§ Required action:
Only lines that contain the word "this" are to be returned from the data below.
Data section section start
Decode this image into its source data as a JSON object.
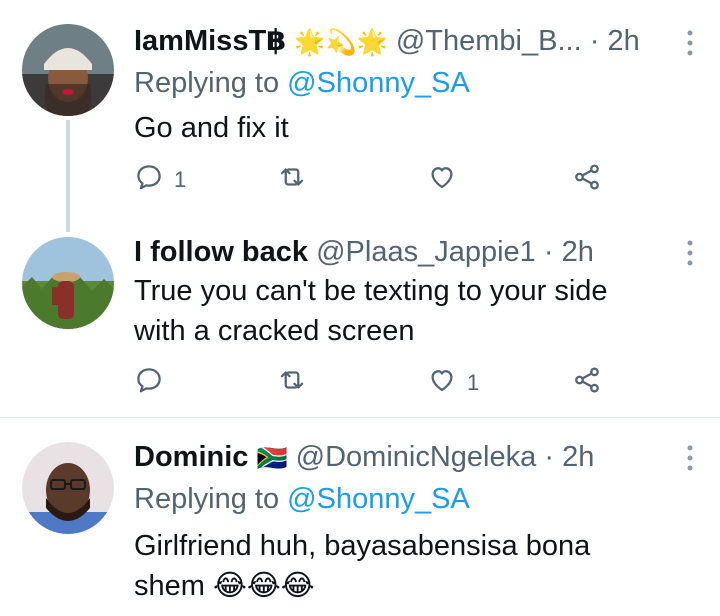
{
  "tweets": [
    {
      "name": "IamMissT฿",
      "emojis": "🌟💫🌟",
      "handle": "@Thembi_B...",
      "separator": "·",
      "time": "2h",
      "replying_prefix": "Replying to",
      "replying_to": "@Shonny_SA",
      "text": "Go and fix it",
      "reply_count": "1",
      "retweet_count": "",
      "like_count": ""
    },
    {
      "name": "I follow back",
      "emojis": "",
      "handle": "@Plaas_Jappie1",
      "separator": "·",
      "time": "2h",
      "text_line1": "True you can't be texting to your side",
      "text_line2": "with a cracked screen",
      "reply_count": "",
      "retweet_count": "",
      "like_count": "1"
    },
    {
      "name": "Dominic",
      "emojis": "🇿🇦",
      "handle": "@DominicNgeleka",
      "separator": "·",
      "time": "2h",
      "replying_prefix": "Replying to",
      "replying_to": "@Shonny_SA",
      "text_line1": "Girlfriend huh, bayasabensisa bona",
      "text_line2": "shem 😂😂😂"
    }
  ],
  "icons": {
    "reply": "reply-icon",
    "retweet": "retweet-icon",
    "like": "heart-icon",
    "share": "share-icon",
    "more": "more-icon"
  },
  "colors": {
    "link": "#1d9bf0",
    "secondary_text": "#536471",
    "thread_line": "#cfd9de"
  }
}
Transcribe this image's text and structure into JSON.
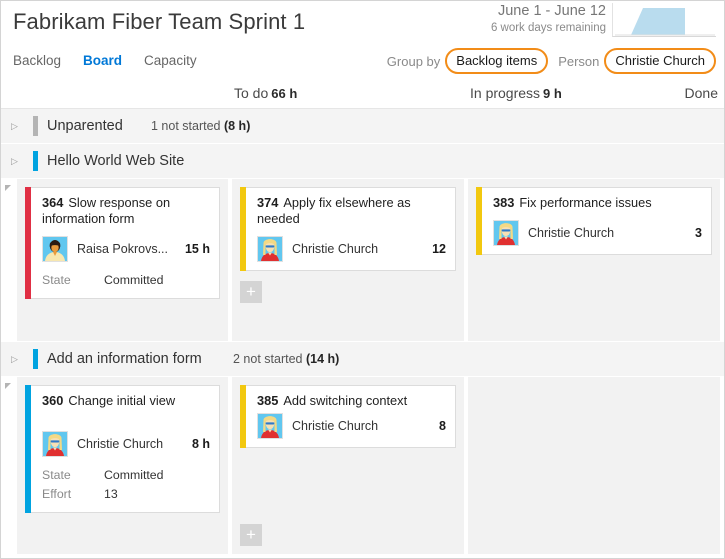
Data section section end
§ Response:
Decode this image into its source data as a JSON object.
Transcribe this image's text and structure into JSON.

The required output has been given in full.